What Is the Address Verification Service (AVS)?
The Address Verification Service (AVS) is a tool provided by credit card processors and issuing banks to merchants in order to detect suspicious credit card transactions and prevent credit card fraud. The Address Verification Service checks the billing address submitted by the card user with the cardholder's billing address on record at the issuing bank. This is done as part of the merchant's request for authorization of the credit card transaction. The credit card processor sends a response code back to the merchant indicating the degree of address matching, depending on which the credit card transaction may be accepted or rejected.
AVS is one of the most common tools used by merchants to prevent credit card fraud. However, it is not a foolproof system, since the billing address provided by a bona fide customer may not always match the address on record at the card issuer. Reasons for such a mismatch would be a recent move by the cardholder or an address of record that was incorrect to begin with. In such cases, the merchant runs the risk of rejecting a perfectly legitimate transaction.
AVS applies to cardholder addresses from the U.S., Canada, and the United Kingdom.
Understanding the Address Verification Service (AVS)
The Address Verification Service (AVS) is a fraud prevention system that, when used effectively, can help to limit fraud and charge-backs. AVS works to verify that the address entered by the customer is the same as the one associated with the cardholder’s credit card account. AVS is a MasterCard service designed to stop card-not-present (CNP) fraud; however, it is now widely used by many major credit card companies.
During the checkout process, a customer enters their address, which is then compared to the address on file with the issuing bank. Once the addresses are compared, the issuing bank returns an AVS code to the merchant. Merchants can use this AVS code as a guide to determine how to proceed with the transaction. Typically, AVS authentication is used as part of a multilayered fraud protection system to ensure that valid transactions are approved, and those deemed suspicious are declined.
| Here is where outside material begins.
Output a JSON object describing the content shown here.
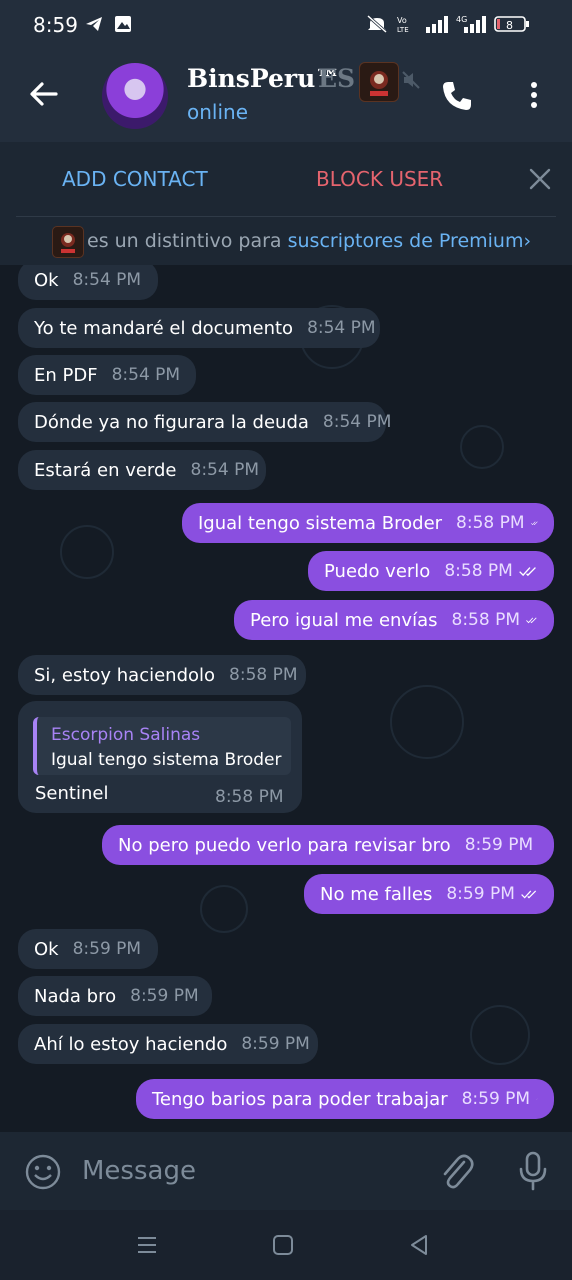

When a customer enters their address during checkout, the following happens:
- The merchant's payment gateway transmits this address data to the customer’s credit card brand (e.g. Visa, MasterCard, Discover, or American Express).
- The credit card brand then sends this information to the issuer. The issuer compares the address with the address stored on file.
- The issuer then sends an authorization status and associated AVS response code to your payment gateway.
This process takes only a few seconds and is invisible to customers.
It’s important to understand that AVS is not a guaranteed fraud prevention solution. A payment gateway or other payment solution should be using AVS in conjunction with other fraud detection mechanisms, such as CVV, biometric analysis, IP address verification, 3D Secure, and device authentication.